The Bank of England has announced fresh measures to support the UK’s financial markets after the government’s controversial mini-budget sparked turmoil in the pensions industry.
Chancellor Kwasi Kwarteng announced £45bn of borrowing-funded tax cuts at the end of September, but provided no economic forecasts or spending plans.
His statement caused the pound to plunge while yields on government debt rose. The BoE was forced to step in and buy gilts in a “temporary and targeted intervention”, after it emerged that some pension funds were at risk of collapse, because of rising collateral calls on liability-driven investments (LDIs).
Since the intervention, the pound has recovered some of its losses while yields have ticked lower. But many analysts remained concerned about what will happen when the BoE’s support is withdrawn.

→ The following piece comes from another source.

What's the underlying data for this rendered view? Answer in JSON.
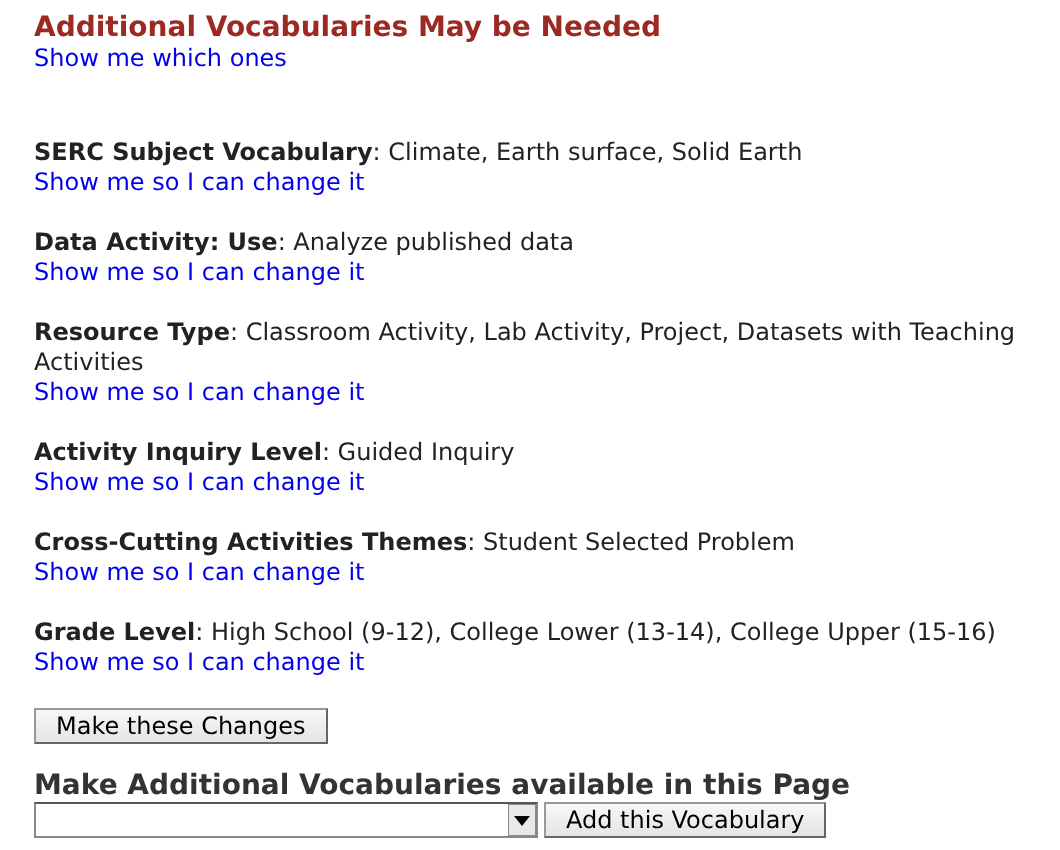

On Monday, the central bank reaffirmed that the scheme would end on 14 October, but said it was introducing three measures “to support an orderly end”.
In particular, it is doubling the daily maximum auction size, to £10bn, until the scheme ends.
When the scheme was first announced, the BoE said it would make £65bn of funding available. Since then it has carried out eight daily auctions, offering to buy up to £40bn, and has made around £5bn of purchases.
It also announced a temporary expanded collateral repo facility (TECRF), to help banks “ease liquidity pressures facing their client LDI funds through liquidity insurance operators”, which will run beyond the end of this week.
The BoE also said it “stood ready” to support further easing of liquidity pressures facing LDI funds through its regular Indexed Long Term Repo operations.
Russ Mould, investment director at AJ Bell, said: “While this programme is designed to provide calm to the markets, following concerns about pension funds dumping gilts on the market, the fact it has doubled the previous limit of £5bn also acts as a reminder that we’re living in unsettled times.”
Neil Wilson, chief market analyst at Markets.com, said: “The Bank might be concerned about what happens when it stops – the market should be aware that the central bank is prepared to step in, but yields are creeping up. The 10-year gilt moved from 3.75% to 4.25%, while the 30-year has risen from around 3.8% at last week’s lows to 4.4%.
“The Bank made it clear it will be the market marker of last resort, but we are not home and dry just yet.”
Victoria Scholar, head of investment at Interactive Investor, said: “The central bank’s action have helped to calm government debt markets, but there are concerns about what happens next week, with question marks around whether dysfunction will return to the market.”